WORK TO BE COMPLETED
Pictures should be excluded; otherwise, copy every entry exactly.

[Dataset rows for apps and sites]
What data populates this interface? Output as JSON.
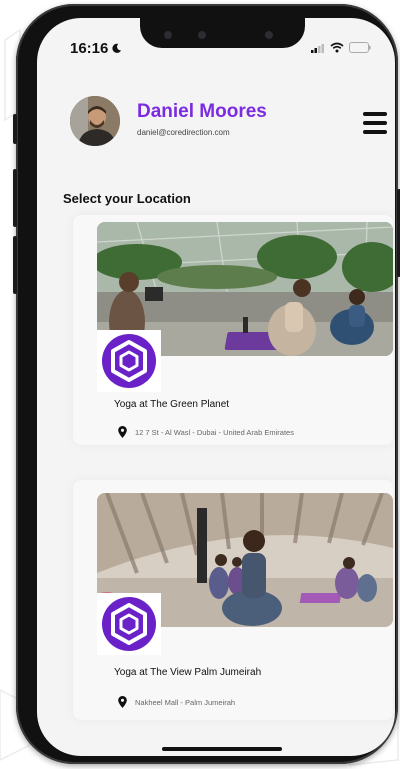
{
  "status_bar": {
    "time": "16:16"
  },
  "profile": {
    "name": "Daniel Moores",
    "email": "daniel@coredirection.com"
  },
  "section_title": "Select your Location",
  "locations": [
    {
      "title": "Yoga at The Green Planet",
      "address": "12 7 St - Al Wasl - Dubai - United Arab Emirates"
    },
    {
      "title": "Yoga at The View Palm Jumeirah",
      "address": "Nakheel Mall - Palm Jumeirah"
    }
  ],
  "colors": {
    "accent": "#7c2ce0",
    "logo": "#6a21c8"
  },
  "icons": [
    "moon-icon",
    "signal-icon",
    "wifi-icon",
    "battery-icon",
    "menu-icon",
    "location-pin-icon",
    "hexagon-logo-icon"
  ]
}
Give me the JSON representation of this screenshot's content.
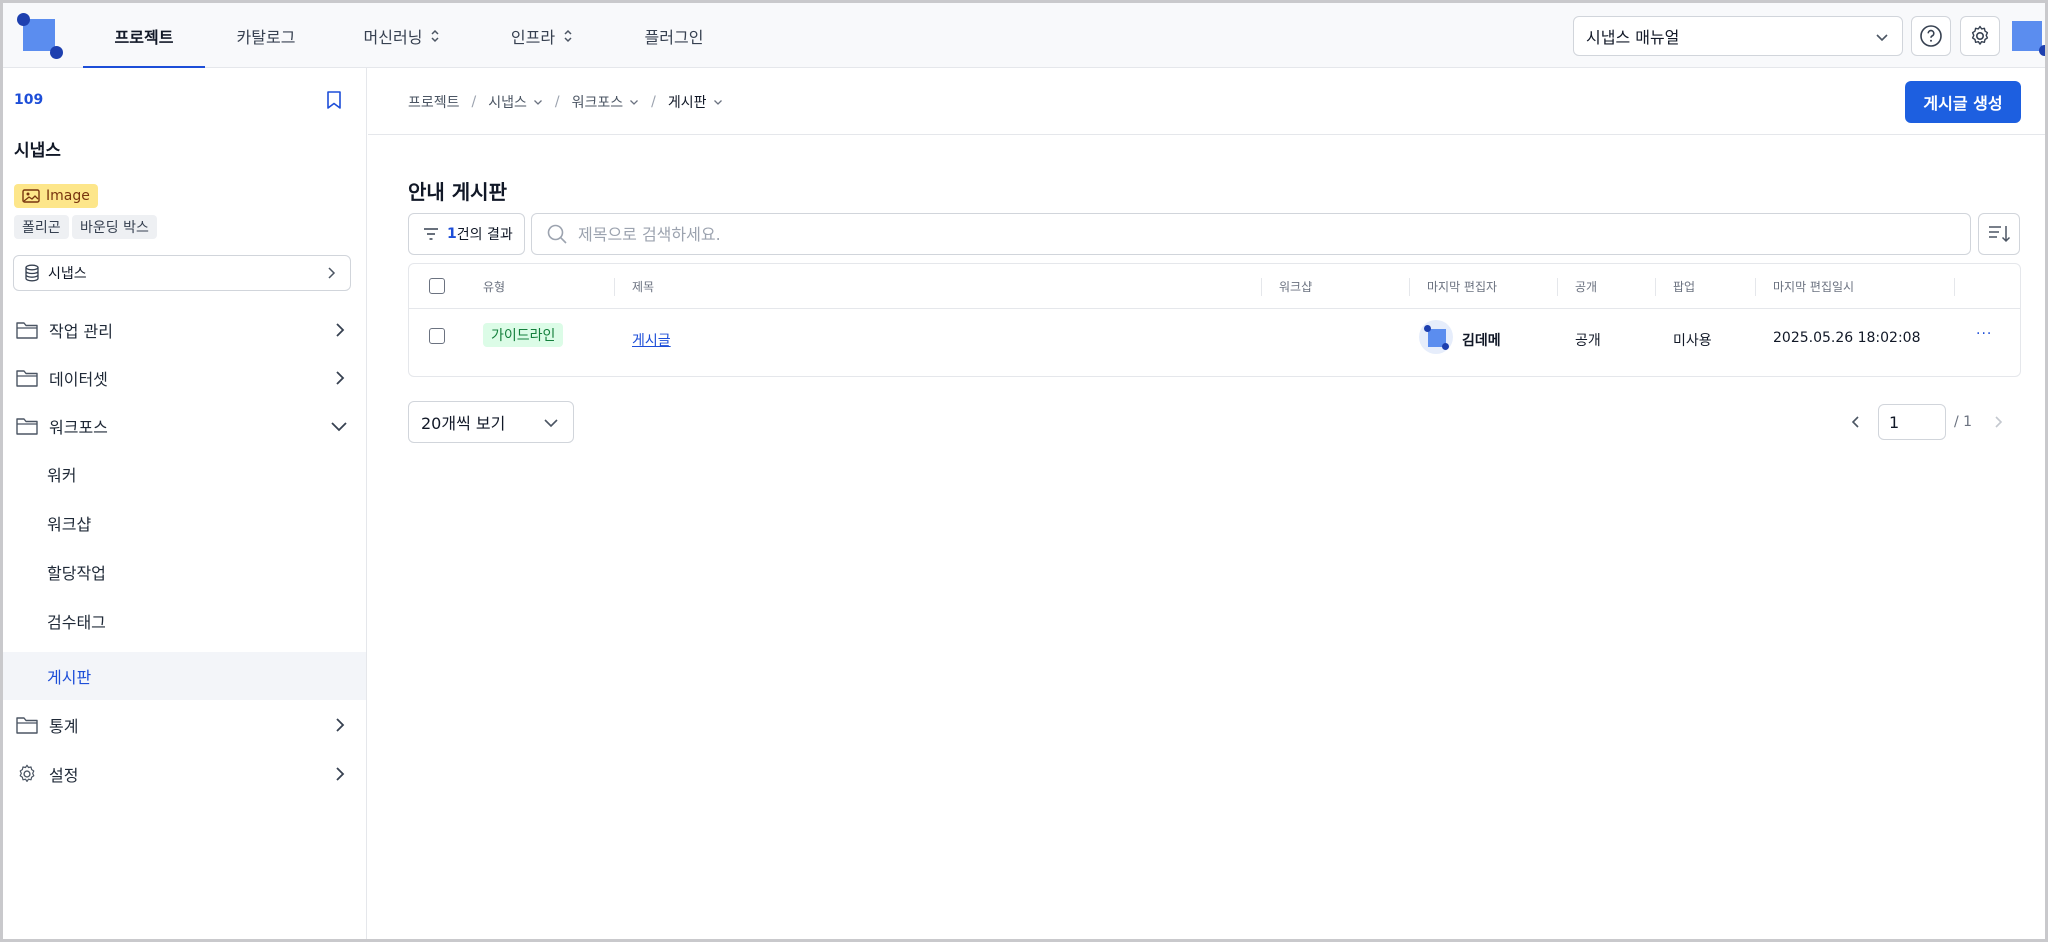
{
  "nav": {
    "items": [
      {
        "label": "프로젝트",
        "active": true,
        "has_updown": false
      },
      {
        "label": "카탈로그",
        "active": false,
        "has_updown": false
      },
      {
        "label": "머신러닝",
        "active": false,
        "has_updown": true
      },
      {
        "label": "인프라",
        "active": false,
        "has_updown": true
      },
      {
        "label": "플러그인",
        "active": false,
        "has_updown": false
      }
    ],
    "manual_select_value": "시냅스 매뉴얼"
  },
  "sidebar": {
    "project_id": "109",
    "project_name": "시냅스",
    "type_tag": "Image",
    "annotation_tags": [
      "폴리곤",
      "바운딩 박스"
    ],
    "dataset_label": "시냅스",
    "menu": {
      "task_management": "작업 관리",
      "dataset": "데이터셋",
      "workforce": "워크포스",
      "statistics": "통계",
      "settings": "설정"
    },
    "workforce_sub": [
      "워커",
      "워크샵",
      "할당작업",
      "검수태그",
      "게시판"
    ]
  },
  "main": {
    "breadcrumb": [
      "프로젝트",
      "시냅스",
      "워크포스",
      "게시판"
    ],
    "create_button": "게시글 생성",
    "board_title": "안내 게시판",
    "filter": {
      "count": "1",
      "suffix": "건의 결과"
    },
    "search_placeholder": "제목으로 검색하세요.",
    "table": {
      "headers": [
        "유형",
        "제목",
        "워크샵",
        "마지막 편집자",
        "공개",
        "팝업",
        "마지막 편집일시"
      ],
      "rows": [
        {
          "type": "가이드라인",
          "title": "게시글",
          "workshop": "",
          "editor": "김데메",
          "visibility": "공개",
          "popup": "미사용",
          "edited_at": "2025.05.26 18:02:08",
          "more": "···"
        }
      ]
    },
    "page_size": "20개씩 보기",
    "pagination": {
      "current": "1",
      "total": "/ 1"
    }
  },
  "colors": {
    "primary": "#1d5fe0",
    "link": "#1d4ed8",
    "image_tag_bg": "#fde68a",
    "guide_badge_bg": "#dcfce7",
    "guide_badge_text": "#15803d"
  }
}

TASK OUTPUT
What data populates this interface? Output as JSON.
{
  "status_bar": {
    "time": "16:16"
  },
  "profile": {
    "name": "Daniel Moores",
    "email": "daniel@coredirection.com"
  },
  "section_title": "Select your Location",
  "locations": [
    {
      "title": "Yoga at The Green Planet",
      "address": "12 7 St - Al Wasl - Dubai - United Arab Emirates"
    },
    {
      "title": "Yoga at The View Palm Jumeirah",
      "address": "Nakheel Mall - Palm Jumeirah"
    }
  ],
  "colors": {
    "accent": "#7c2ce0",
    "logo": "#6a21c8"
  },
  "icons": [
    "moon-icon",
    "signal-icon",
    "wifi-icon",
    "battery-icon",
    "menu-icon",
    "location-pin-icon",
    "hexagon-logo-icon"
  ]
}
Give me the JSON representation of this screenshot's content.
{
  "nav": {
    "items": [
      {
        "label": "프로젝트",
        "active": true,
        "has_updown": false
      },
      {
        "label": "카탈로그",
        "active": false,
        "has_updown": false
      },
      {
        "label": "머신러닝",
        "active": false,
        "has_updown": true
      },
      {
        "label": "인프라",
        "active": false,
        "has_updown": true
      },
      {
        "label": "플러그인",
        "active": false,
        "has_updown": false
      }
    ],
    "manual_select_value": "시냅스 매뉴얼"
  },
  "sidebar": {
    "project_id": "109",
    "project_name": "시냅스",
    "type_tag": "Image",
    "annotation_tags": [
      "폴리곤",
      "바운딩 박스"
    ],
    "dataset_label": "시냅스",
    "menu": {
      "task_management": "작업 관리",
      "dataset": "데이터셋",
      "workforce": "워크포스",
      "statistics": "통계",
      "settings": "설정"
    },
    "workforce_sub": [
      "워커",
      "워크샵",
      "할당작업",
      "검수태그",
      "게시판"
    ]
  },
  "main": {
    "breadcrumb": [
      "프로젝트",
      "시냅스",
      "워크포스",
      "게시판"
    ],
    "create_button": "게시글 생성",
    "board_title": "안내 게시판",
    "filter": {
      "count": "1",
      "suffix": "건의 결과"
    },
    "search_placeholder": "제목으로 검색하세요.",
    "table": {
      "headers": [
        "유형",
        "제목",
        "워크샵",
        "마지막 편집자",
        "공개",
        "팝업",
        "마지막 편집일시"
      ],
      "rows": [
        {
          "type": "가이드라인",
          "title": "게시글",
          "workshop": "",
          "editor": "김데메",
          "visibility": "공개",
          "popup": "미사용",
          "edited_at": "2025.05.26 18:02:08",
          "more": "···"
        }
      ]
    },
    "page_size": "20개씩 보기",
    "pagination": {
      "current": "1",
      "total": "/ 1"
    }
  },
  "colors": {
    "primary": "#1d5fe0",
    "link": "#1d4ed8",
    "image_tag_bg": "#fde68a",
    "guide_badge_bg": "#dcfce7",
    "guide_badge_text": "#15803d"
  }
}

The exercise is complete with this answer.